### AVAILABLE DATA
※ ※ ※

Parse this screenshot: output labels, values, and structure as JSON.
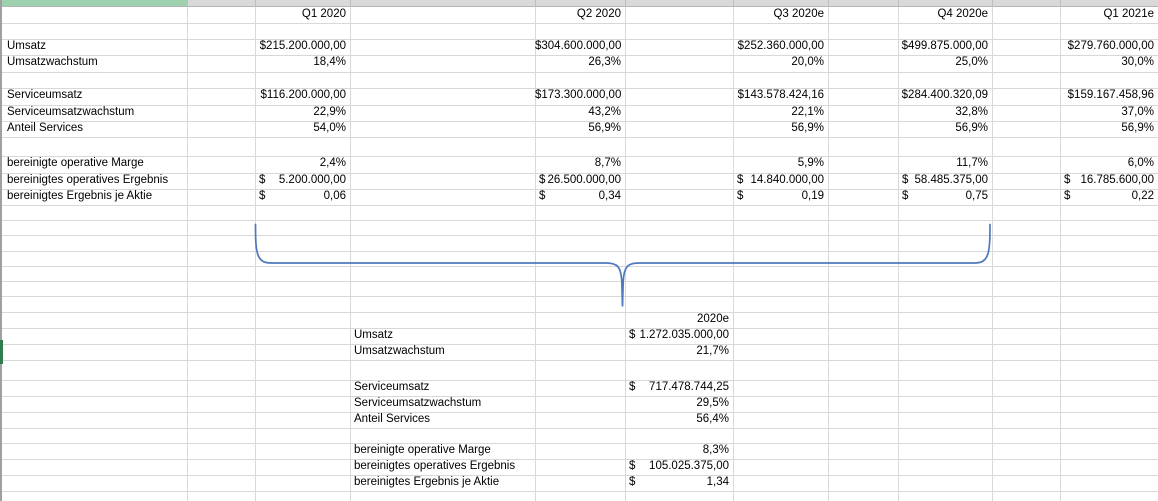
{
  "app": {
    "type": "spreadsheet-worksheet"
  },
  "colors": {
    "gridline": "#d8d8d8",
    "column_header_strip": "#d9d9d9",
    "selected_column_header_green": "#9ed1ad",
    "active_row_marker_green": "#2f7d4f",
    "brace_blue": "#4e79bd"
  },
  "quarterly_table": {
    "column_headers": [
      "Q1 2020",
      "Q2 2020",
      "Q3 2020e",
      "Q4 2020e",
      "Q1 2021e"
    ],
    "groups": [
      {
        "rows": [
          {
            "label": "Umsatz",
            "values": [
              "$215.200.000,00",
              "$304.600.000,00",
              "$252.360.000,00",
              "$499.875.000,00",
              "$279.760.000,00"
            ]
          },
          {
            "label": "Umsatzwachstum",
            "values": [
              "18,4%",
              "26,3%",
              "20,0%",
              "25,0%",
              "30,0%"
            ]
          }
        ]
      },
      {
        "rows": [
          {
            "label": "Serviceumsatz",
            "values": [
              "$116.200.000,00",
              "$173.300.000,00",
              "$143.578.424,16",
              "$284.400.320,09",
              "$159.167.458,96"
            ]
          },
          {
            "label": "Serviceumsatzwachstum",
            "values": [
              "22,9%",
              "43,2%",
              "22,1%",
              "32,8%",
              "37,0%"
            ]
          },
          {
            "label": "Anteil Services",
            "values": [
              "54,0%",
              "56,9%",
              "56,9%",
              "56,9%",
              "56,9%"
            ]
          }
        ]
      },
      {
        "rows": [
          {
            "label": "bereinigte operative Marge",
            "values": [
              "2,4%",
              "8,7%",
              "5,9%",
              "11,7%",
              "6,0%"
            ]
          },
          {
            "label": "bereinigtes operatives Ergebnis",
            "accounting": true,
            "currency": "$",
            "values": [
              "5.200.000,00",
              "26.500.000,00",
              "14.840.000,00",
              "58.485.375,00",
              "16.785.600,00"
            ]
          },
          {
            "label": "bereinigtes Ergebnis je Aktie",
            "accounting": true,
            "currency": "$",
            "values": [
              "0,06",
              "0,34",
              "0,19",
              "0,75",
              "0,22"
            ]
          }
        ]
      }
    ]
  },
  "annual_summary": {
    "column_header": "2020e",
    "groups": [
      {
        "rows": [
          {
            "label": "Umsatz",
            "accounting": true,
            "currency": "$",
            "value": "1.272.035.000,00"
          },
          {
            "label": "Umsatzwachstum",
            "value": "21,7%"
          }
        ]
      },
      {
        "rows": [
          {
            "label": "Serviceumsatz",
            "accounting": true,
            "currency": "$",
            "value": "717.478.744,25"
          },
          {
            "label": "Serviceumsatzwachstum",
            "value": "29,5%"
          },
          {
            "label": "Anteil Services",
            "value": "56,4%"
          }
        ]
      },
      {
        "rows": [
          {
            "label": "bereinigte operative Marge",
            "value": "8,3%"
          },
          {
            "label": "bereinigtes operatives Ergebnis",
            "accounting": true,
            "currency": "$",
            "value": "105.025.375,00"
          },
          {
            "label": "bereinigtes Ergebnis je Aktie",
            "accounting": true,
            "currency": "$",
            "value": "1,34"
          }
        ]
      }
    ]
  }
}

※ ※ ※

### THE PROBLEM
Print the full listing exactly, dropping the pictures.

### ANSWER TO THE PROBLEM
Parse this screenshot: output labels, values, and structure as JSON.
{
  "app": {
    "type": "spreadsheet-worksheet"
  },
  "colors": {
    "gridline": "#d8d8d8",
    "column_header_strip": "#d9d9d9",
    "selected_column_header_green": "#9ed1ad",
    "active_row_marker_green": "#2f7d4f",
    "brace_blue": "#4e79bd"
  },
  "quarterly_table": {
    "column_headers": [
      "Q1 2020",
      "Q2 2020",
      "Q3 2020e",
      "Q4 2020e",
      "Q1 2021e"
    ],
    "groups": [
      {
        "rows": [
          {
            "label": "Umsatz",
            "values": [
              "$215.200.000,00",
              "$304.600.000,00",
              "$252.360.000,00",
              "$499.875.000,00",
              "$279.760.000,00"
            ]
          },
          {
            "label": "Umsatzwachstum",
            "values": [
              "18,4%",
              "26,3%",
              "20,0%",
              "25,0%",
              "30,0%"
            ]
          }
        ]
      },
      {
        "rows": [
          {
            "label": "Serviceumsatz",
            "values": [
              "$116.200.000,00",
              "$173.300.000,00",
              "$143.578.424,16",
              "$284.400.320,09",
              "$159.167.458,96"
            ]
          },
          {
            "label": "Serviceumsatzwachstum",
            "values": [
              "22,9%",
              "43,2%",
              "22,1%",
              "32,8%",
              "37,0%"
            ]
          },
          {
            "label": "Anteil Services",
            "values": [
              "54,0%",
              "56,9%",
              "56,9%",
              "56,9%",
              "56,9%"
            ]
          }
        ]
      },
      {
        "rows": [
          {
            "label": "bereinigte operative Marge",
            "values": [
              "2,4%",
              "8,7%",
              "5,9%",
              "11,7%",
              "6,0%"
            ]
          },
          {
            "label": "bereinigtes operatives Ergebnis",
            "accounting": true,
            "currency": "$",
            "values": [
              "5.200.000,00",
              "26.500.000,00",
              "14.840.000,00",
              "58.485.375,00",
              "16.785.600,00"
            ]
          },
          {
            "label": "bereinigtes Ergebnis je Aktie",
            "accounting": true,
            "currency": "$",
            "values": [
              "0,06",
              "0,34",
              "0,19",
              "0,75",
              "0,22"
            ]
          }
        ]
      }
    ]
  },
  "annual_summary": {
    "column_header": "2020e",
    "groups": [
      {
        "rows": [
          {
            "label": "Umsatz",
            "accounting": true,
            "currency": "$",
            "value": "1.272.035.000,00"
          },
          {
            "label": "Umsatzwachstum",
            "value": "21,7%"
          }
        ]
      },
      {
        "rows": [
          {
            "label": "Serviceumsatz",
            "accounting": true,
            "currency": "$",
            "value": "717.478.744,25"
          },
          {
            "label": "Serviceumsatzwachstum",
            "value": "29,5%"
          },
          {
            "label": "Anteil Services",
            "value": "56,4%"
          }
        ]
      },
      {
        "rows": [
          {
            "label": "bereinigte operative Marge",
            "value": "8,3%"
          },
          {
            "label": "bereinigtes operatives Ergebnis",
            "accounting": true,
            "currency": "$",
            "value": "105.025.375,00"
          },
          {
            "label": "bereinigtes Ergebnis je Aktie",
            "accounting": true,
            "currency": "$",
            "value": "1,34"
          }
        ]
      }
    ]
  }
}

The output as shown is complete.